• **Data extract**:
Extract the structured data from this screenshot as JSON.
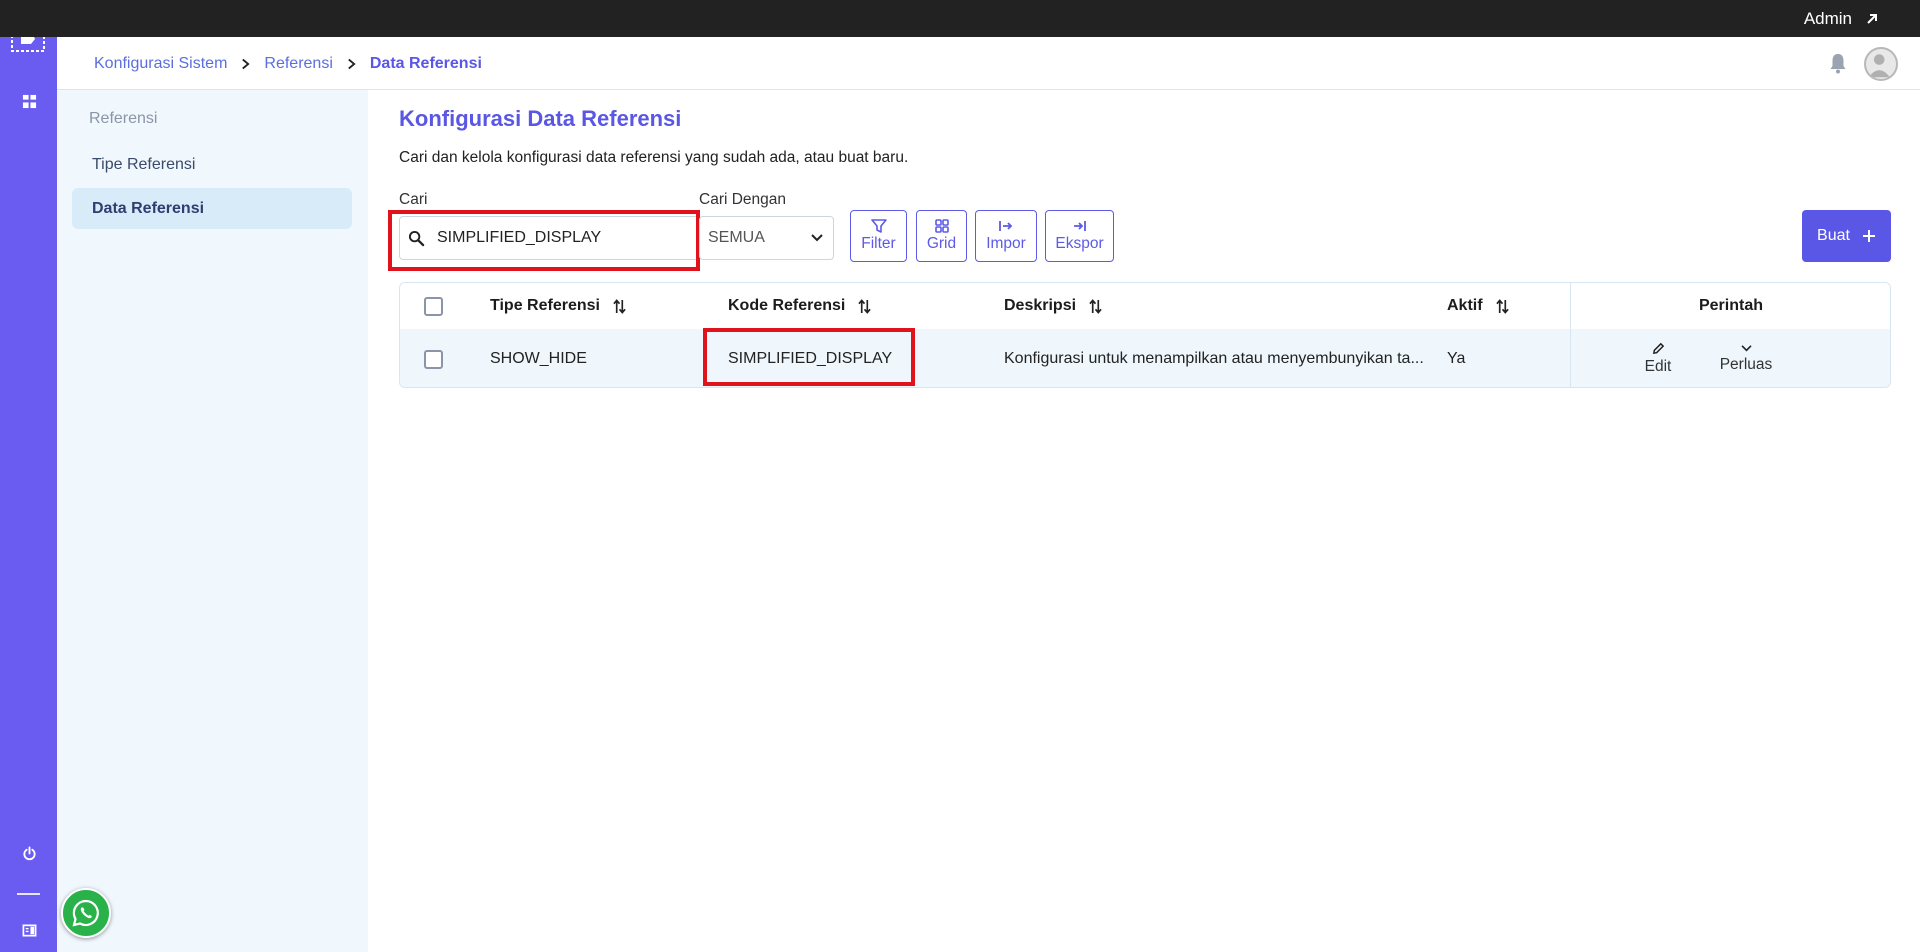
{
  "topbar": {
    "user_label": "Admin"
  },
  "breadcrumb": {
    "items": [
      "Konfigurasi Sistem",
      "Referensi",
      "Data Referensi"
    ]
  },
  "sidebar": {
    "section_title": "Referensi",
    "items": [
      {
        "label": "Tipe Referensi",
        "active": false
      },
      {
        "label": "Data Referensi",
        "active": true
      }
    ]
  },
  "main": {
    "title": "Konfigurasi Data Referensi",
    "description": "Cari dan kelola konfigurasi data referensi yang sudah ada, atau buat baru.",
    "search": {
      "label": "Cari",
      "value": "SIMPLIFIED_DISPLAY",
      "placeholder": ""
    },
    "search_by": {
      "label": "Cari Dengan",
      "value": "SEMUA"
    },
    "toolbar": {
      "filter": "Filter",
      "grid": "Grid",
      "import": "Impor",
      "export": "Ekspor"
    },
    "create_label": "Buat"
  },
  "table": {
    "headers": {
      "tipe": "Tipe Referensi",
      "kode": "Kode Referensi",
      "deskripsi": "Deskripsi",
      "aktif": "Aktif",
      "perintah": "Perintah"
    },
    "rows": [
      {
        "tipe": "SHOW_HIDE",
        "kode": "SIMPLIFIED_DISPLAY",
        "deskripsi": "Konfigurasi untuk menampilkan atau menyembunyikan ta...",
        "aktif": "Ya",
        "actions": {
          "edit": "Edit",
          "expand": "Perluas"
        }
      }
    ]
  },
  "colors": {
    "rail": "#6a5cf0",
    "accent": "#5b57e6",
    "highlight": "#e0121b",
    "topbar": "#222222"
  }
}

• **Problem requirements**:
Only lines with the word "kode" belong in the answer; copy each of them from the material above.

• **Response to the exercise**:
      "kode": "Kode Referensi",
        "kode": "SIMPLIFIED_DISPLAY",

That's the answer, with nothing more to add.